*** PROVIDED DATA ***

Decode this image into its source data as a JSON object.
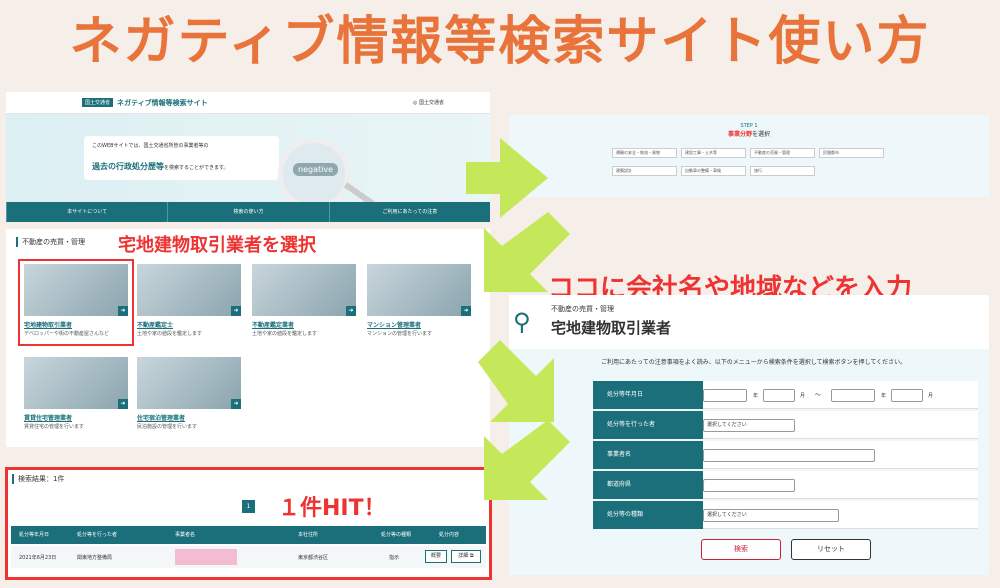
{
  "title": "ネガティブ情報等検索サイト使い方",
  "site": {
    "badge": "国土交通省",
    "name": "ネガティブ情報等検索サイト",
    "ministry": "国土交通省",
    "intro_line1": "このWEBサイトでは、国土交通省所管の事業者等の",
    "intro_highlight": "過去の行政処分歴等",
    "intro_tail": "を検索することができます。",
    "magnifier_label": "negative",
    "nav": [
      "本サイトについて",
      "検索の使い方",
      "ご利用にあたっての注意"
    ]
  },
  "step": {
    "step_label": "STEP 1",
    "caption_highlight": "事業分野",
    "caption_tail": "を選択",
    "options": [
      "運輸の安全・物流・貨物",
      "建設工事・土木等",
      "不動産の売買・管理",
      "民間都市",
      "建築設計",
      "自動車の整備・車検",
      "旅行"
    ]
  },
  "category": {
    "heading": "不動産の売買・管理",
    "callout": "宅地建物取引業者を選択",
    "cards": [
      {
        "name": "宅地建物取引業者",
        "desc": "デベロッパーや街の不動産屋さんなど"
      },
      {
        "name": "不動産鑑定士",
        "desc": "土地や家の値段を鑑定します"
      },
      {
        "name": "不動産鑑定業者",
        "desc": "土地や家の値段を鑑定します"
      },
      {
        "name": "マンション管理業者",
        "desc": "マンションの管理を行います"
      },
      {
        "name": "賃貸住宅管理業者",
        "desc": "賃貸住宅の管理を行います"
      },
      {
        "name": "住宅宿泊管理業者",
        "desc": "民泊施設の管理を行います"
      }
    ]
  },
  "results": {
    "heading": "検索結果：1件",
    "callout": "１件HIT！",
    "page": "1",
    "columns": [
      "処分等年月日",
      "処分等を行った者",
      "事業者名",
      "本社住所",
      "処分等の種類",
      "処分内容"
    ],
    "row": {
      "date": "2021年6月23日",
      "authority": "関東地方整備局",
      "address": "東京都渋谷区",
      "type": "指示",
      "summary_btn": "概要",
      "detail_btn": "詳細"
    }
  },
  "form": {
    "callout": "ココに会社名や地域などを入力",
    "subtitle": "不動産の売買・管理",
    "heading": "宅地建物取引業者",
    "instruction": "ご利用にあたっての注意事項をよく読み、以下のメニューから検索条件を選択して検索ボタンを押してください。",
    "labels": [
      "処分等年月日",
      "処分等を行った者",
      "事業者名",
      "都道府県",
      "処分等の種類"
    ],
    "year": "年",
    "month": "月",
    "tilde": "〜",
    "select_placeholder": "選択してください",
    "search_btn": "検索",
    "reset_btn": "リセット"
  },
  "colors": {
    "accent": "#e8743b",
    "teal": "#1a6f7a",
    "red": "#e33",
    "arrow": "#c5e85a"
  }
}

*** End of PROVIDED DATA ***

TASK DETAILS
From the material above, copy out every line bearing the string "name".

EXPECTED ANSWER
    "name": "ネガティブ情報等検索サイト",
        "name": "宅地建物取引業者",
        "name": "不動産鑑定士",
        "name": "不動産鑑定業者",
        "name": "マンション管理業者",
        "name": "賃貸住宅管理業者",
        "name": "住宅宿泊管理業者",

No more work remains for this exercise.